Rowing History Footnote: The Race that Ended with a Fight
The Thames Rowing Club was founded in 1860 as the City of London Rowing Club. At a meeting in February 1862, the name of the club was changed to the Thames Rowing Club. In 1866, the Thames RC had acquired a boathouse at Putney which belonged to the boat builder William Styles of Isleworth. Manager for the boathouse was William East, Sr., William ‘Bill’ East’s father. The professional champion Bill East had strong connections to Cambridge University BC as he acted as their ‘waterman’, taking the Light Blue coxes in a boat for many years to show them how to steer on the sometimes unruly waters of the Thames with its tides and streams between Putney and Mortlake.
With Bill East around Thames RC, many of Cambridge’s rowers went to the club after they left the university and got a job in the city. This was what happened in 1898 when some Trinity Hall oarsmen, William Fernie, William Bieber and Hunting Howell, joined the club. Some ‘Hall’ rowers, including Richard Croft, were already members. Croft took the Colquhoun Sculls in 1893 and the Lowe Double Sculls in 1894 (together with Adam Bell), and he also rowed in the Hall’s first eight winning the Head in 1894 (with Fernie and Bieber) and in 1895 (with Fernie, Bieber and Howell). Also the Hall’s David Campbell-Muir, who got his Blue at the same time as Howell, would become a member of the club.

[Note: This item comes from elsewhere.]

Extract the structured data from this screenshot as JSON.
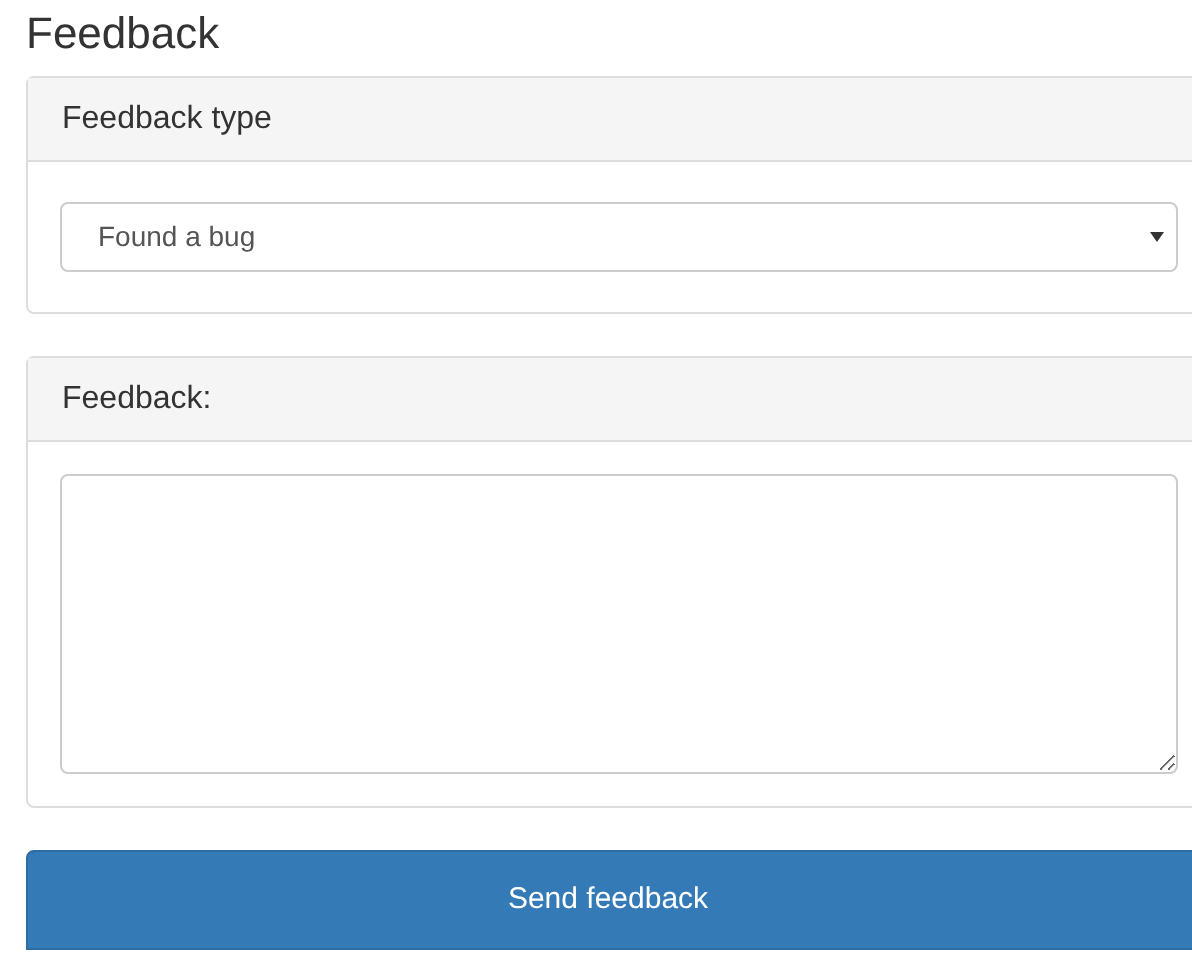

For the 1898 Silver Goblets at Henley, Fernie raced in the pair with A. ‘Bogie’ Bogle who was ‘a very difficult and aggressive crew member’ Geoffrey Page writes in his history book on the Thames RC, Hear The Boat Sing (1991). For some unknown reason Bogie was not on speaking terms with his partner in the boat on the day of the final, where they were going to race against A. M. Hutchinson ‘Old Hutch’ and Steve Fairbairn of Jesus College BC (yes, the famous coach to be). On the way to the start, Bogie and Fernie tried to pull each other round which they continued to do during the race. Old Hutch and Fairbairn took an early lead at a high rate which was doomed to fail. The Thames pair soon was in the front and won comfortably.
Page writes: ‘They did not stop at the line. Legend has it that they continued to Marsh Lock, where they got out and fought it out on the bank. It is not recorded who won the fight, but the boat was left for the boatman to collect.’